Data items:
◆ ◆ ◆ ◆ ◆ ◆ ◆
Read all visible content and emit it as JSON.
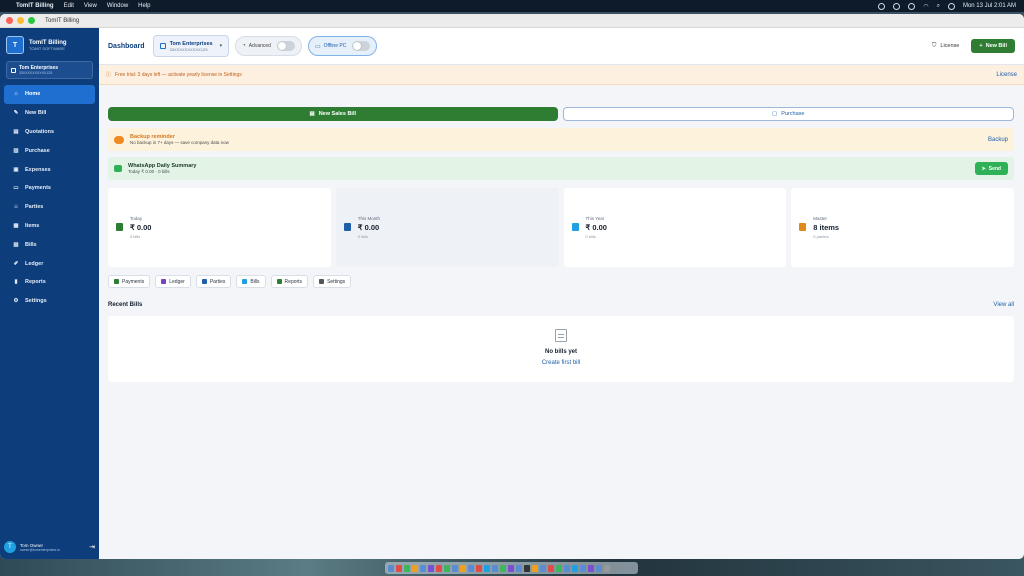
{
  "menubar": {
    "app": "TomIT Billing",
    "items": [
      "Edit",
      "View",
      "Window",
      "Help"
    ],
    "datetime": "Mon 13 Jul  2:01 AM"
  },
  "window": {
    "title": "TomIT Billing"
  },
  "sidebar": {
    "brand_name": "TomIT Billing",
    "brand_sub": "TOMIT SOFTWARE",
    "company_name": "Tom Enterprises",
    "company_id": "33XXXXXXXXXX1Z5",
    "items": [
      {
        "label": "Home",
        "icon": "home-icon"
      },
      {
        "label": "New Bill",
        "icon": "new-bill-icon"
      },
      {
        "label": "Quotations",
        "icon": "quotation-icon"
      },
      {
        "label": "Purchase",
        "icon": "purchase-icon"
      },
      {
        "label": "Expenses",
        "icon": "expenses-icon"
      },
      {
        "label": "Payments",
        "icon": "payments-icon"
      },
      {
        "label": "Parties",
        "icon": "parties-icon"
      },
      {
        "label": "Items",
        "icon": "items-icon"
      },
      {
        "label": "Bills",
        "icon": "bills-icon"
      },
      {
        "label": "Ledger",
        "icon": "ledger-icon"
      },
      {
        "label": "Reports",
        "icon": "reports-icon"
      },
      {
        "label": "Settings",
        "icon": "settings-icon"
      }
    ],
    "user_name": "Tom Owner",
    "user_email": "owner@tomenterprises.in"
  },
  "topbar": {
    "title": "Dashboard",
    "company_name": "Tom Enterprises",
    "company_gstin": "33XXXXXXXXXX1Z5",
    "advanced_label": "Advanced",
    "offline_label": "Offline PC",
    "license_label": "License",
    "new_bill_label": "New Bill"
  },
  "trial": {
    "message": "Free trial: 3 days left — activate yearly license in Settings",
    "link": "License"
  },
  "actions": {
    "new_sales_bill": "New Sales Bill",
    "purchase": "Purchase"
  },
  "backup": {
    "title": "Backup reminder",
    "subtitle": "No backup in 7+ days — save company data now",
    "link": "Backup"
  },
  "whatsapp": {
    "title": "WhatsApp Daily Summary",
    "subtitle": "Today ₹ 0.00 · 0 bills",
    "send_label": "Send"
  },
  "stats": [
    {
      "label": "Today",
      "value": "₹ 0.00",
      "count": "0 bills",
      "color": "#2e7d32"
    },
    {
      "label": "This Month",
      "value": "₹ 0.00",
      "count": "0 bills",
      "color": "#1f5fa8"
    },
    {
      "label": "This Year",
      "value": "₹ 0.00",
      "count": "0 bills",
      "color": "#1fa0e0"
    },
    {
      "label": "Master",
      "value": "8 items",
      "count": "0 parties",
      "color": "#e08a1a"
    }
  ],
  "quick_links": [
    {
      "label": "Payments",
      "color": "#2e7d32"
    },
    {
      "label": "Ledger",
      "color": "#7b3fc4"
    },
    {
      "label": "Parties",
      "color": "#1f5fa8"
    },
    {
      "label": "Bills",
      "color": "#1fa0e0"
    },
    {
      "label": "Reports",
      "color": "#2e7d32"
    },
    {
      "label": "Settings",
      "color": "#555555"
    }
  ],
  "recent": {
    "title": "Recent Bills",
    "view_all": "View all",
    "empty": "No bills yet",
    "create_first": "Create first bill"
  },
  "colors": {
    "sidebar": "#0d3d7a",
    "active": "#1f6fd1",
    "primary_green": "#2e7d32",
    "link_blue": "#1f5fa8"
  }
}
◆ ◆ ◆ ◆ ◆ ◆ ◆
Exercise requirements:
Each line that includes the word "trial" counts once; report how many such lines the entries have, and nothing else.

Response below:
2